Learn From These SB LVII Examples To Maximize The Impact Of Your Marketing Efforts

  • Aim to grow the category: In CPG, the way to ensure consumer and customer centricity is to use marketing efforts to drive category growth. There were very few CPG brands that did this well during this year’s Super Bowl. Hellmann’s, though, had a strong usage-occasion-based strategy, and as a category leader, it will more likely benefit from any increase in consumers making more leftover “Hamm and Brie” sandwiches. Will that drive enough growth to offset the cost of the media buy and a three-celebrity production? Time will tell, but you can bet that Unilever’s retail customers were thrilled with the investment. Heineken likewise is the first major brand to put the growing nonalcoholic beer category on the Super Bowl, and Avocados from Mexico continuously delights its retail produce buyers by advertising this category.
  • Align your mental and physical availability: One of the single biggest factors that determines whether a CPG company fully leverages its advertising or not is aligning retail conditions with media investment. The day after the Super Bowl, I walked through two of the largest national retailers (Walmart and Target) to see if the advertised brands had a commensurate in-store presence. I wasn’t surprised to see large pallets of Downy, endcaps of Planters peanuts, and, yes, even baskets of Hellmann’s mayonnaise. M&M’S leaned into cultural controversy to create a tremendous amount of buzz prior to the Super Bowl but at the risk of alienating its most important retailer (Walmart), which caters to the broadest range of American shoppers. The display pallet I saw there suggests that the brand adequately toed the line, however. What I didn’t readily see was Pepsi Zero Sugar, which was the focus of two different celebrity Super Bowl spots.

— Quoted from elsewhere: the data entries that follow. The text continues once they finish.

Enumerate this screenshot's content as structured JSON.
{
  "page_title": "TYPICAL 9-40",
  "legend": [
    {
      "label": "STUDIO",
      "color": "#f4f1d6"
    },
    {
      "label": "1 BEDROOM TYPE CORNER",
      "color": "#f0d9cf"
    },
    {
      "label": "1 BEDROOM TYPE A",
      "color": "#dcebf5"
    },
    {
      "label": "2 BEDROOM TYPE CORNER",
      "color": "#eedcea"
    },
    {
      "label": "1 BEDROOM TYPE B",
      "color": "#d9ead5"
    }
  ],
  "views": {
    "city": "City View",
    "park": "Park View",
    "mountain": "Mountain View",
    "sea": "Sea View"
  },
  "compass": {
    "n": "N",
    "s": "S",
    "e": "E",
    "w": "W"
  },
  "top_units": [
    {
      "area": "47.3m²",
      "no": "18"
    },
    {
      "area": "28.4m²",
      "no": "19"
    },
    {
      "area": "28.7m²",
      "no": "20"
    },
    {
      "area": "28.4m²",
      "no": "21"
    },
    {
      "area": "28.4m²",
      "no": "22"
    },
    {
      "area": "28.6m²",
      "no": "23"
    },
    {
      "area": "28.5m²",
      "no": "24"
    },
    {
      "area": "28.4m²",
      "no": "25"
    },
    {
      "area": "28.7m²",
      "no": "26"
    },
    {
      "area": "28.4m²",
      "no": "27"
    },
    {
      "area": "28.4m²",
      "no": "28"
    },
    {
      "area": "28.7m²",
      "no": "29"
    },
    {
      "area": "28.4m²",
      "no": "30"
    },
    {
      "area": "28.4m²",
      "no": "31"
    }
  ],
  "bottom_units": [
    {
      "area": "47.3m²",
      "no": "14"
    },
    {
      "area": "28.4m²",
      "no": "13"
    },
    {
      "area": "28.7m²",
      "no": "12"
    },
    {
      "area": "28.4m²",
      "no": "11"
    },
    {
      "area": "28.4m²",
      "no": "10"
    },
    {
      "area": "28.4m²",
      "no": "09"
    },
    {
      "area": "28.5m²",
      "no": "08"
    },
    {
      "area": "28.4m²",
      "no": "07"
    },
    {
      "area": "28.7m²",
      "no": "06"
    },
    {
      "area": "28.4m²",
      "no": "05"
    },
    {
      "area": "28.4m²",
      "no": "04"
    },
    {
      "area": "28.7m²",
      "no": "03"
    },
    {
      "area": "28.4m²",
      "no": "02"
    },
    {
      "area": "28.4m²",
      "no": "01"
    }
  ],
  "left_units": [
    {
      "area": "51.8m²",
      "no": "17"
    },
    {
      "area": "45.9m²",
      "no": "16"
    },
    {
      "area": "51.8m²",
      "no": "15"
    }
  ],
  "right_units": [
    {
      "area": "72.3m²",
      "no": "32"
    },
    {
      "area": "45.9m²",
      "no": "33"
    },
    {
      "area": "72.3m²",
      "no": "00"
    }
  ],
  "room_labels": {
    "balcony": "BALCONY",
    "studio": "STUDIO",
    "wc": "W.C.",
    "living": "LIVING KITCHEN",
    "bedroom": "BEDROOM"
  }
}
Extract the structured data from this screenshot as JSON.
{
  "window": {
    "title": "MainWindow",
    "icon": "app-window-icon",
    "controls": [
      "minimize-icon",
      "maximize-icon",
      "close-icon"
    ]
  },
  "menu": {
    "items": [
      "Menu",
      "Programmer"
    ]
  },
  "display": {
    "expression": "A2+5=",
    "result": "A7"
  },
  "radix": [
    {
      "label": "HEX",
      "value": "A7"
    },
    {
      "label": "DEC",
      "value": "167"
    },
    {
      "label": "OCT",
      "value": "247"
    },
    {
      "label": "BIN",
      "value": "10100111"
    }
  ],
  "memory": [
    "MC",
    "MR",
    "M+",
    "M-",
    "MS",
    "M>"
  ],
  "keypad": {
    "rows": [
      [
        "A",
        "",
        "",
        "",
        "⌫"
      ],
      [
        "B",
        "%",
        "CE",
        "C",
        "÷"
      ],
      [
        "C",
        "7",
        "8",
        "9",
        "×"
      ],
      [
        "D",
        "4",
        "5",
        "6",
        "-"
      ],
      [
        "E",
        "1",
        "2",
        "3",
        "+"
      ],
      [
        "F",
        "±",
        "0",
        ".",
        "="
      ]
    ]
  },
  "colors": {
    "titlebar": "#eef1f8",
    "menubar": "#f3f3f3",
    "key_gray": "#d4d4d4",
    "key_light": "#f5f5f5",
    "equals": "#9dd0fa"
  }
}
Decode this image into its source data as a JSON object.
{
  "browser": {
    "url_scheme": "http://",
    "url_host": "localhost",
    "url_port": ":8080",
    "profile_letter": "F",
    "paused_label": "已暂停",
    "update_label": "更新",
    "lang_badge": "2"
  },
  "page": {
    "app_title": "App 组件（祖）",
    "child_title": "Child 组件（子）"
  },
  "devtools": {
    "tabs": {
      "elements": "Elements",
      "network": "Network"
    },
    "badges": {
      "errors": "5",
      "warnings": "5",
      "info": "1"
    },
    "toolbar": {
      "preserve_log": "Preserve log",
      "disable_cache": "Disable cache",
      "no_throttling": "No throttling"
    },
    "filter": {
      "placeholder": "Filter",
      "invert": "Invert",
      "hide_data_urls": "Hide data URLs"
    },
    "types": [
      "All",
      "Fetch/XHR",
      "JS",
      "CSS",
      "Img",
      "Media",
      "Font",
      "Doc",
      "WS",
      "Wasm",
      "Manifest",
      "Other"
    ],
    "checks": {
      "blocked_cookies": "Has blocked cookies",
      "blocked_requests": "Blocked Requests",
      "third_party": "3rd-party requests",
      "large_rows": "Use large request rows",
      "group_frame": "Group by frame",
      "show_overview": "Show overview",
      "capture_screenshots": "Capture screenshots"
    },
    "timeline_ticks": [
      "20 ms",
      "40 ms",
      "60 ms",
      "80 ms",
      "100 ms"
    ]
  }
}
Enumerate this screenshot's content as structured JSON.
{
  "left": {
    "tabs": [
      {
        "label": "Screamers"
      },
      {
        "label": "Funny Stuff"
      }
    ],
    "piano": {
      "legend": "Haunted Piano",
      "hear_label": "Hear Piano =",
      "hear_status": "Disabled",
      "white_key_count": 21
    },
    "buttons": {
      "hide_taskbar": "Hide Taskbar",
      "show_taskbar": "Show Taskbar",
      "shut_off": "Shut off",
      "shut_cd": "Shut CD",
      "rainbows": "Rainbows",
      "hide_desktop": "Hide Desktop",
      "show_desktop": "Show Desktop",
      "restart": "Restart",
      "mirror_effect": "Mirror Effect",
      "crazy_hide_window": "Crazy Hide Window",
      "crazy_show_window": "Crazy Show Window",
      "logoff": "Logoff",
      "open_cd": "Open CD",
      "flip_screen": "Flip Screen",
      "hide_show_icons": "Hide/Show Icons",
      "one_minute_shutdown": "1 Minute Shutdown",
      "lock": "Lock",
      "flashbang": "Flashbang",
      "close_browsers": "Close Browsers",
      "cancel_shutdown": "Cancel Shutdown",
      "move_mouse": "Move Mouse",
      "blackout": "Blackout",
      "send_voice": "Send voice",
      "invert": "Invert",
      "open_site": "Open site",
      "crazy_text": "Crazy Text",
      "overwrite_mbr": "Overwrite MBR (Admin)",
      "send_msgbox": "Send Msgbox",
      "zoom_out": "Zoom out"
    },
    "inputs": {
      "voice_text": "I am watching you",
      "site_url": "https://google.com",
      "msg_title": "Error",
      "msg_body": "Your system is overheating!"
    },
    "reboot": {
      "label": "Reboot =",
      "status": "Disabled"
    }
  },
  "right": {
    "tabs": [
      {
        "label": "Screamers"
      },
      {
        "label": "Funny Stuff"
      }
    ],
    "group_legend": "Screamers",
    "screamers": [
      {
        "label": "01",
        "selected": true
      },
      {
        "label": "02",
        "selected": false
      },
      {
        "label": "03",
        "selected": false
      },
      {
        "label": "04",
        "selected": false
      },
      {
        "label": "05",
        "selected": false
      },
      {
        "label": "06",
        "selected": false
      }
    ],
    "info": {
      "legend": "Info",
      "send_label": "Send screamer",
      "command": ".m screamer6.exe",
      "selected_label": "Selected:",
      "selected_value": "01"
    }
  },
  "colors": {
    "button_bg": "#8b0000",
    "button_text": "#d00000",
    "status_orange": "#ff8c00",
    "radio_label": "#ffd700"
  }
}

  • Make it easy for an overloaded consumer: Advertising campaigns can take on a life of their own and miss a simple connection with the consumer. The Super Bowl often has extreme examples of this: vague advertising with QR codes being one of them. Simple, clear, and relatable stories connecting with consumers at an emotional level (be that humorous or serious) while also linking closely to brand equity components will do a better job of encoding the brand to memory. Don’t make consumers chase a brand around the internet (or metaverse) to discover its benefit. And don’t muddy the message with gimmicks and distractions. Bud Light told a very simple and effective story about how its beer can help pass the time. Sam Adams found a funny on-brand way of communicating the new benefit of “brighter.” Yet Downy made its ad more about the actor than the brand. And Crown Royal made a really fun and informative ad about … Canada???

The Super Bowl is an incredibly unique venue for marketers. But it’s hard to break through the clutter for attention — especially when there’s no clear brand linkage. And even if you’re not competing in the “Ad Bowl,” the takeaways above can ensure that a brand wins the long game.

From brand strategy to comms planning to agency selection and partnership, Forrester is here as an objective thinking partner as you tackle your next challenge. If that pun didn’t scare you off, reach out to me or set up an inquiry with one of our analysts.